The old classic days of 5 tubes a wave and holding two and a half times overhead are gone, as an earthquake lifted this amazing island and tilted it slightly, with a bigger rise on the west coast than the east coast.

Before the earthquake you would come out of this tube and have an Angourie like wall bending back at you with two more possible cover up sections. When you kicked out at the end you could look across the reef at the take off tube about 500 metres out the back.

A lot of guys would kick out after this third tube and now it’s just too shallow and doesn’t break on the inside.

These days its still a great wave and the island is still home to crocodiles, huge turtles and I’ve even been shown a picture of a pygmy deer by a friend who has spent time on the one place you can stay on the island. He thinks the pygmy deer may even be endemic to this island alone.

My good mate Aki said fairies still live on the island and pulling into the anchorage at night you can still smell the blossom and hear the buzz, a very special place.
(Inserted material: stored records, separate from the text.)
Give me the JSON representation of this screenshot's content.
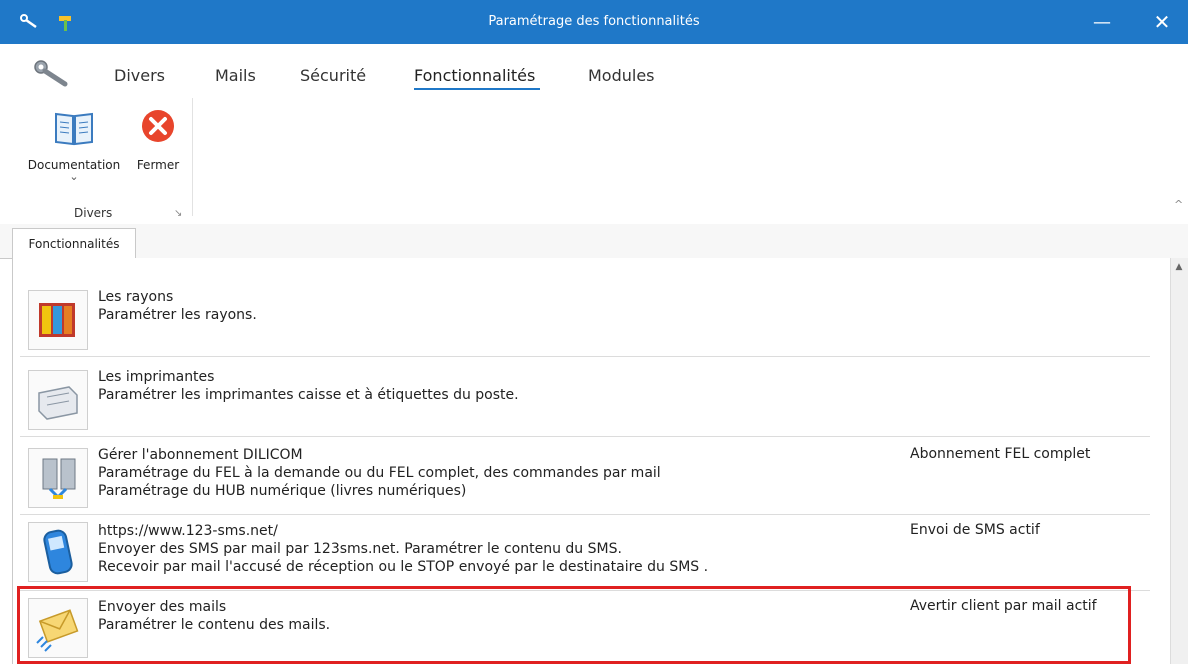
{
  "window": {
    "title": "Paramétrage des fonctionnalités",
    "minimize": "—",
    "close": "✕"
  },
  "menu": {
    "tabs": [
      "Divers",
      "Mails",
      "Sécurité",
      "Fonctionnalités",
      "Modules"
    ],
    "active": "Fonctionnalités"
  },
  "ribbon": {
    "documentation_label": "Documentation",
    "close_label": "Fermer",
    "group_label": "Divers",
    "chevron": "⌄",
    "launcher": "↘",
    "collapse": "^"
  },
  "tab": {
    "label": "Fonctionnalités"
  },
  "scroll_up": "▲",
  "items": [
    {
      "icon": "shelf-icon",
      "title": "Les rayons",
      "lines": [
        "Paramétrer les rayons."
      ],
      "status": ""
    },
    {
      "icon": "printer-icon",
      "title": "Les imprimantes",
      "lines": [
        "Paramétrer les imprimantes caisse et à étiquettes du poste."
      ],
      "status": ""
    },
    {
      "icon": "network-icon",
      "title": "Gérer l'abonnement DILICOM",
      "lines": [
        "Paramétrage du FEL à la demande ou du FEL complet, des commandes par mail",
        "Paramétrage du HUB numérique (livres numériques)"
      ],
      "status": "Abonnement FEL complet"
    },
    {
      "icon": "phone-icon",
      "title": "https://www.123-sms.net/",
      "lines": [
        "Envoyer des SMS par mail par 123sms.net. Paramétrer le contenu du SMS.",
        "Recevoir par mail l'accusé de réception ou le STOP envoyé par le destinataire du SMS ."
      ],
      "status": "Envoi de SMS actif"
    },
    {
      "icon": "mail-icon",
      "title": "Envoyer des mails",
      "lines": [
        "Paramétrer le contenu des mails."
      ],
      "status": "Avertir client par mail actif"
    }
  ]
}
I’ve seen eagles pick up sea snakes and carry them away, there used to be a white bird that sat above the line up in the canopy and whistle when a set approached.
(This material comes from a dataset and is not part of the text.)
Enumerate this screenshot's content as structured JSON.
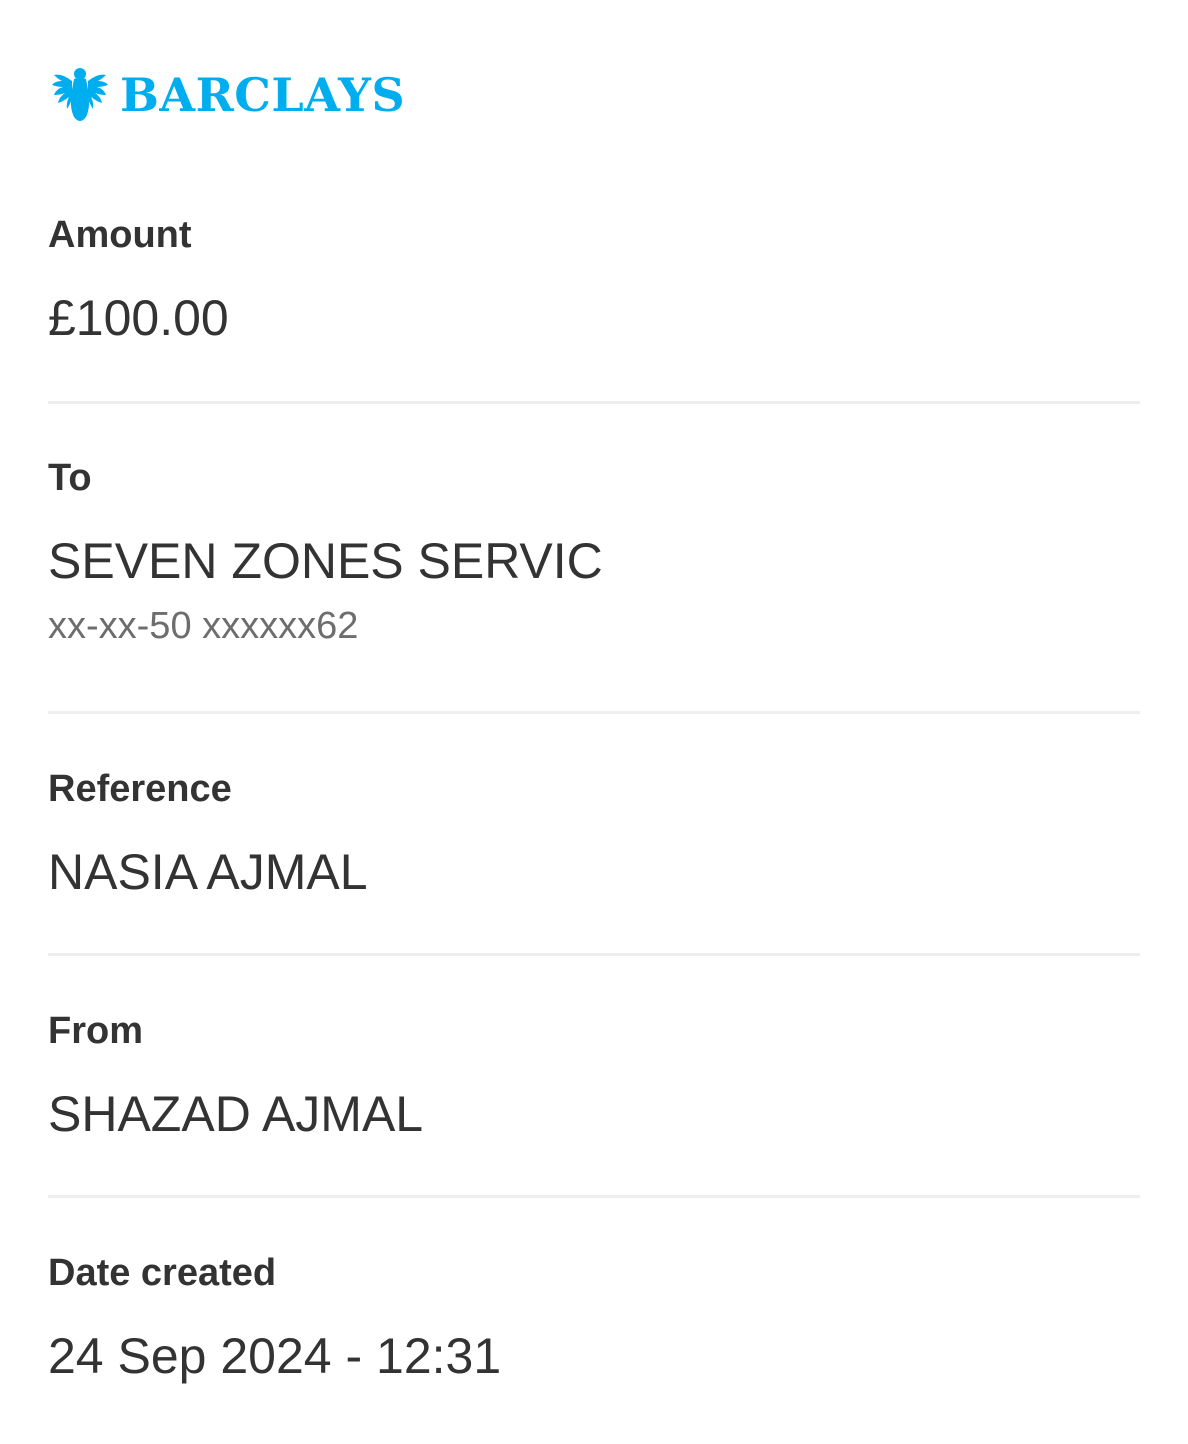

I remember the first day we got it really good was also the first day Gerry Lopez, Peter McCabe and Al Byrne surfed it. We had an amazing week of waves and Gerry said it was his favourite right in the world.

Chris ‘Scuzz’ Scurrah

See a full gallery from Sumtran Surfariis here!